Saturday, May 28, 2011

Next (f) Stop: T-Shirt

You have guessed it: I have been engrossed in my photography studies for the last while. Projects handed up, semester over, last exam sat - I am free to dabble in crafty creativity again. But I cannot quite let go of my photography obsession, so the little project I did just now is for photo nerds, again.

I recently got myself a really cool T-shirt with a Canon eos settings dial on it. It's great, but it got me thinking that you could make one myself and save the € 20,00 I paid for the dial shirt for other things. All you need is some iron on transfer paper, a printer, an iron and an idea.
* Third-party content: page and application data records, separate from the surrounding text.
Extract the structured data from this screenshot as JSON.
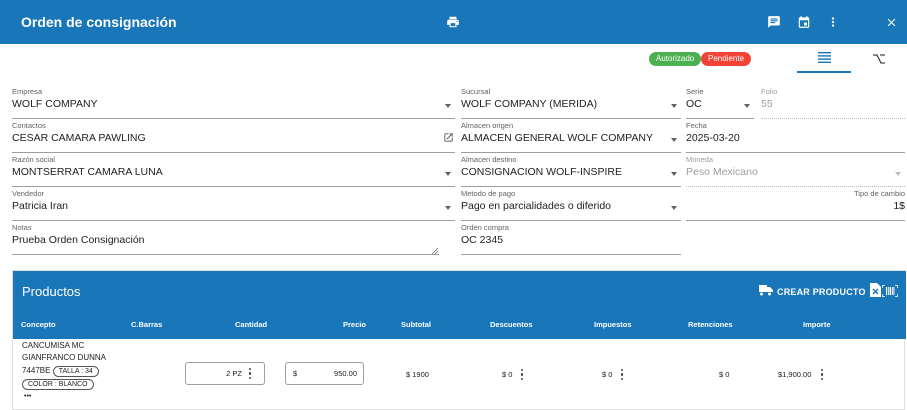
{
  "header": {
    "title": "Orden de consignación",
    "icons": [
      "printer-icon",
      "comment-icon",
      "calendar-icon",
      "more-vert-icon",
      "close-icon"
    ]
  },
  "status": {
    "authorized": "Autorizado",
    "pending": "Pendiente",
    "authorized_color": "#4caf50",
    "pending_color": "#f44336"
  },
  "form": {
    "empresa": {
      "label": "Empresa",
      "value": "WOLF COMPANY"
    },
    "sucursal": {
      "label": "Sucursal",
      "value": "WOLF COMPANY (MERIDA)"
    },
    "serie": {
      "label": "Serie",
      "value": "OC"
    },
    "folio": {
      "label": "Folio",
      "value": "55"
    },
    "contactos": {
      "label": "Contactos",
      "value": "CESAR CAMARA PAWLING"
    },
    "almacen_origen": {
      "label": "Almacen origen",
      "value": "ALMACEN GENERAL WOLF COMPANY"
    },
    "fecha": {
      "label": "Fecha",
      "value": "2025-03-20"
    },
    "razon_social": {
      "label": "Razón social",
      "value": "MONTSERRAT CAMARA LUNA"
    },
    "almacen_destino": {
      "label": "Almacen destino",
      "value": "CONSIGNACION WOLF-INSPIRE"
    },
    "moneda": {
      "label": "Moneda",
      "value": "Peso Mexicano"
    },
    "vendedor": {
      "label": "Vendedor",
      "value": "Patricia Iran"
    },
    "metodo_pago": {
      "label": "Metodo de pago",
      "value": "Pago en parcialidades o diferido"
    },
    "tipo_cambio": {
      "label": "Tipo de cambio",
      "value": "1$"
    },
    "notas": {
      "label": "Notas",
      "value": "Prueba Orden Consignación"
    },
    "orden_compra": {
      "label": "Orden compra",
      "value": "OC 2345"
    }
  },
  "products": {
    "title": "Productos",
    "create_label": "CREAR PRODUCTO",
    "columns": [
      "Concepto",
      "C.Barras",
      "Cantidad",
      "Precio",
      "Subtotal",
      "Descuentos",
      "Impuestos",
      "Retenciones",
      "Importe"
    ],
    "rows": [
      {
        "concept_line1": "CANCUMISA MC",
        "concept_line2": "GIANFRANCO DUNNA",
        "code": "7447BE",
        "chip_size": "TALLA : 34",
        "chip_color": "COLOR : BLANCO",
        "more": "•••",
        "quantity": "2 PZ",
        "price_prefix": "$",
        "price": "950.00",
        "subtotal": "$ 1900",
        "discounts": "$ 0",
        "taxes": "$ 0",
        "retentions": "$ 0",
        "amount": "$1,900.00"
      }
    ]
  }
}
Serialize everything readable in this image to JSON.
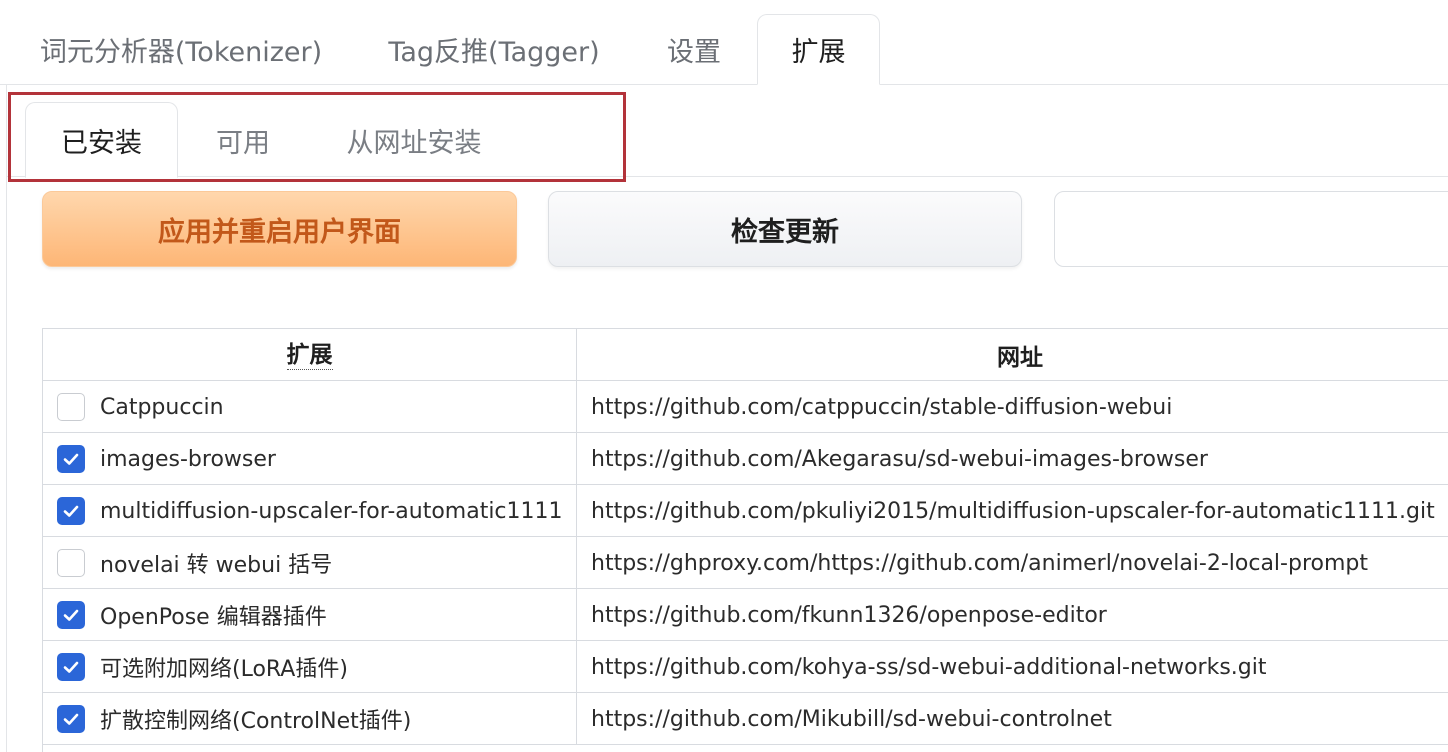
{
  "top_tabs": [
    {
      "label": "词元分析器(Tokenizer)",
      "active": false
    },
    {
      "label": "Tag反推(Tagger)",
      "active": false
    },
    {
      "label": "设置",
      "active": false
    },
    {
      "label": "扩展",
      "active": true
    }
  ],
  "sub_tabs": [
    {
      "label": "已安装",
      "active": true
    },
    {
      "label": "可用",
      "active": false
    },
    {
      "label": "从网址安装",
      "active": false
    }
  ],
  "buttons": {
    "apply_label": "应用并重启用户界面",
    "check_label": "检查更新"
  },
  "colors": {
    "highlight_box": "#b3333a",
    "apply_button_text": "#c2581a",
    "checkbox_checked": "#2b66d8"
  },
  "table": {
    "headers": {
      "extension": "扩展",
      "url": "网址"
    },
    "rows": [
      {
        "checked": false,
        "name": "Catppuccin",
        "url": "https://github.com/catppuccin/stable-diffusion-webui"
      },
      {
        "checked": true,
        "name": "images-browser",
        "url": "https://github.com/Akegarasu/sd-webui-images-browser"
      },
      {
        "checked": true,
        "name": "multidiffusion-upscaler-for-automatic1111",
        "url": "https://github.com/pkuliyi2015/multidiffusion-upscaler-for-automatic1111.git"
      },
      {
        "checked": false,
        "name": "novelai 转 webui 括号",
        "url": "https://ghproxy.com/https://github.com/animerl/novelai-2-local-prompt"
      },
      {
        "checked": true,
        "name": "OpenPose 编辑器插件",
        "url": "https://github.com/fkunn1326/openpose-editor"
      },
      {
        "checked": true,
        "name": "可选附加网络(LoRA插件)",
        "url": "https://github.com/kohya-ss/sd-webui-additional-networks.git"
      },
      {
        "checked": true,
        "name": "扩散控制网络(ControlNet插件)",
        "url": "https://github.com/Mikubill/sd-webui-controlnet"
      }
    ]
  }
}
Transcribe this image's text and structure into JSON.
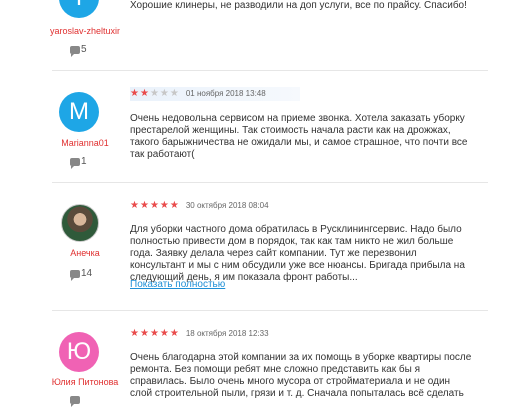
{
  "reviews": [
    {
      "username": "yaroslav-zheltuxin",
      "avatar_letter": "Y",
      "avatar_color": "#1ea6e6",
      "comments": "5",
      "text": "Хорошие клинеры, не разводили на доп услуги, все по прайсу. Спасибо!"
    },
    {
      "username": "Marianna01",
      "avatar_letter": "M",
      "avatar_color": "#1ea6e6",
      "rating": 2,
      "date": "01 ноября 2018 13:48",
      "comments": "1",
      "text_lines": [
        "Очень недовольна сервисом на приеме звонка. Хотела заказать уборку",
        "престарелой женщины. Так стоимость начала расти как на дрожжах,",
        "такого барыжничества не ожидали мы, и самое страшное, что почти все",
        "так работают("
      ]
    },
    {
      "username": "Анечка",
      "avatar_color": "#4a6a3a",
      "rating": 5,
      "date": "30 октября 2018 08:04",
      "comments": "14",
      "text_lines": [
        "Для уборки частного дома обратилась в Русклинингсервис. Надо было",
        "полностью привести дом в порядок, так как там никто не жил больше",
        "года. Заявку делала через сайт компании. Тут же перезвонил",
        "консультант и мы с ним обсудили уже все нюансы. Бригада прибыла на",
        "следующий день, я им показала фронт работы..."
      ],
      "more_link": "Показать полностью"
    },
    {
      "username": "Юлия Питонова",
      "avatar_letter": "Ю",
      "avatar_color": "#f062b4",
      "rating": 5,
      "date": "18 октября 2018 12:33",
      "text_lines": [
        "Очень благодарна этой компании за их помощь в уборке квартиры после",
        "ремонта. Без помощи ребят мне сложно представить как бы я",
        "справилась. Было очень много мусора от стройматериала и не один",
        "слой строительной пыли, грязи и т. д. Сначала попыталась всё сделать"
      ]
    }
  ]
}
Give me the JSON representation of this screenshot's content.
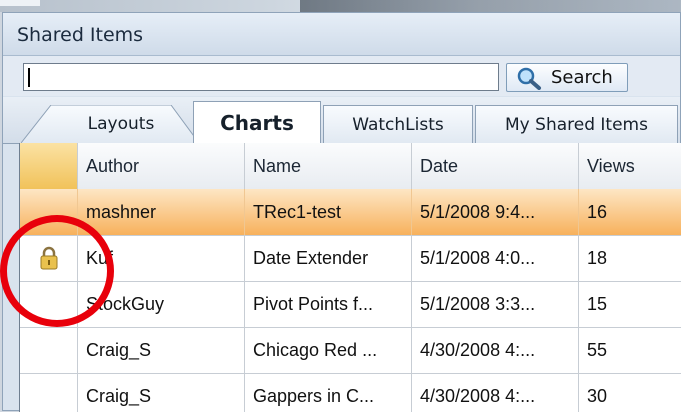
{
  "panel": {
    "title": "Shared Items"
  },
  "search": {
    "value": "",
    "button_label": "Search"
  },
  "tabs": [
    {
      "label": "Layouts",
      "active": false
    },
    {
      "label": "Charts",
      "active": true
    },
    {
      "label": "WatchLists",
      "active": false
    },
    {
      "label": "My Shared Items",
      "active": false
    }
  ],
  "table": {
    "columns": [
      "Author",
      "Name",
      "Date",
      "Views"
    ],
    "rows": [
      {
        "locked": false,
        "selected": true,
        "author": "mashner",
        "name": "TRec1-test",
        "date": "5/1/2008 9:4...",
        "views": "16"
      },
      {
        "locked": true,
        "selected": false,
        "author": "Kuf",
        "name": "Date Extender",
        "date": "5/1/2008 4:0...",
        "views": "18"
      },
      {
        "locked": false,
        "selected": false,
        "author": "StockGuy",
        "name": "Pivot Points f...",
        "date": "5/1/2008 3:3...",
        "views": "15"
      },
      {
        "locked": false,
        "selected": false,
        "author": "Craig_S",
        "name": "Chicago Red ...",
        "date": "4/30/2008 4:...",
        "views": "55"
      },
      {
        "locked": false,
        "selected": false,
        "author": "Craig_S",
        "name": "Gappers in C...",
        "date": "4/30/2008 4:...",
        "views": "30"
      }
    ]
  },
  "annotation": {
    "color": "#e8000b",
    "shape": "circle"
  }
}
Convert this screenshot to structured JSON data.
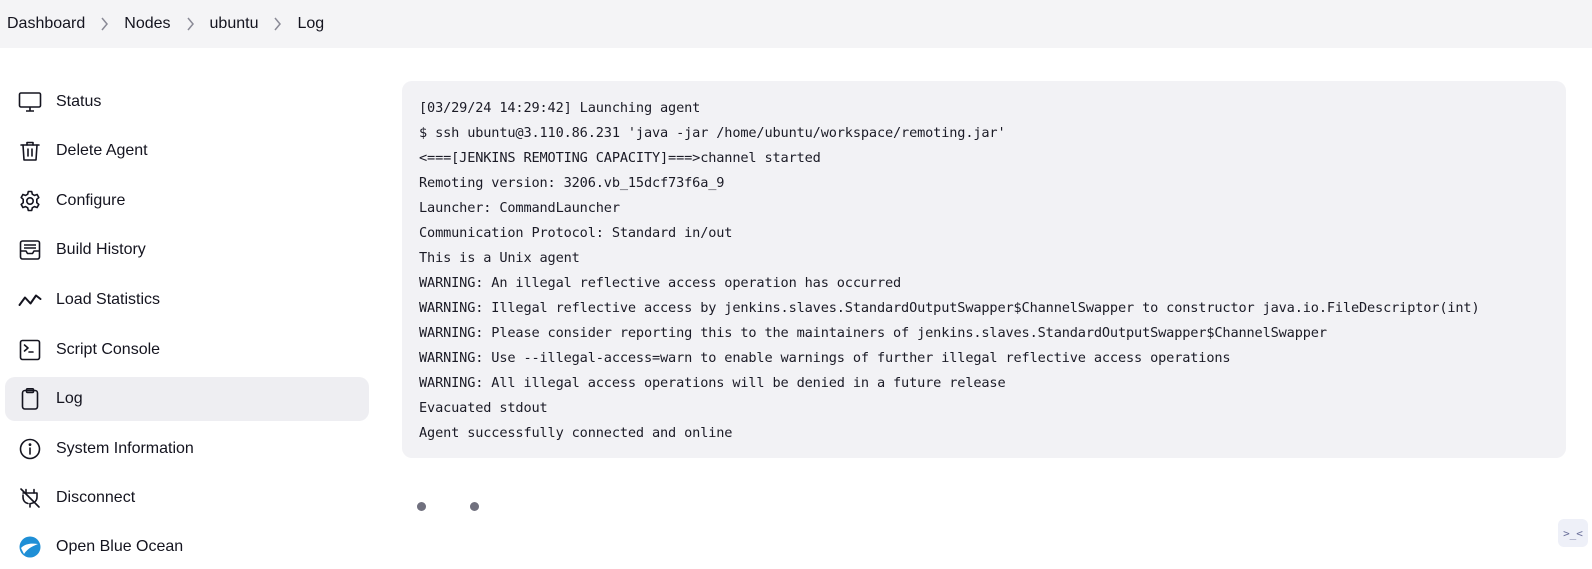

So I went out and bought a cheap white shirt for € 4,00 and set about designing my t-shirt.

What I came up with is probably gobbledegook for most of you but is instantly recognisable for photographers - I simply typed the standard f-stop numbers in an OpenOffice document, chose a nice font reminiscent of the fonts seen on lens dials and then gave my design a bit of colour by highlighting the three main f-stop numbers.

I bought my iron-on transfer paper a while ago when I was making T-shirts for my kids' play-cafĂ©. These transfers seem a bit pricy - mine is a pack from HP, containing 12 A4 sheets. They were € 25,85 about three years ago. You can probably find cheaper ones nowadays.

The next step is to print your design onto the transfer paper. Please be cleverer than me and think before you print. You need to flip the design horizontally before you print it in order for it to be the right way round when you have ironed it on.

So what you see here in the image on the right is wrong!!!

Cut your transfer paper to size - you don't need the whole page and you might want to use the left-over bit of transfer paper for another, smaller project. I used my guillotine for that.

The top row of this illustration on the right is what you need to have on your transfer paper - the image flipped horizontally.

Anyway, once I had rectified that mistake, I was ready to wield the iron. Just follow the instructions according to the transfer paper manufacturer. I first gave my T-shirt a proper iron to make sure there were no creases on it. Then I placed the transfer paper right where I wanted it and ironed away. It took a good 5 minutes, I think. Taking the backing paper off can be tricky. For me it worked best to whack it off in one smooth motion, rather than doing it slowly. That might depend on the manufacturer, though.

Tada, here is my photo-nerd shirt:

The shirt can be worn and washed frequently - my kids wore theirs a lot and the design did not come off for a long time. Eventually the plastic-y transfer stuff might start flaking off, but hey, that is just a sign that you should really think about designing another personal favourite.

Happy designing :-)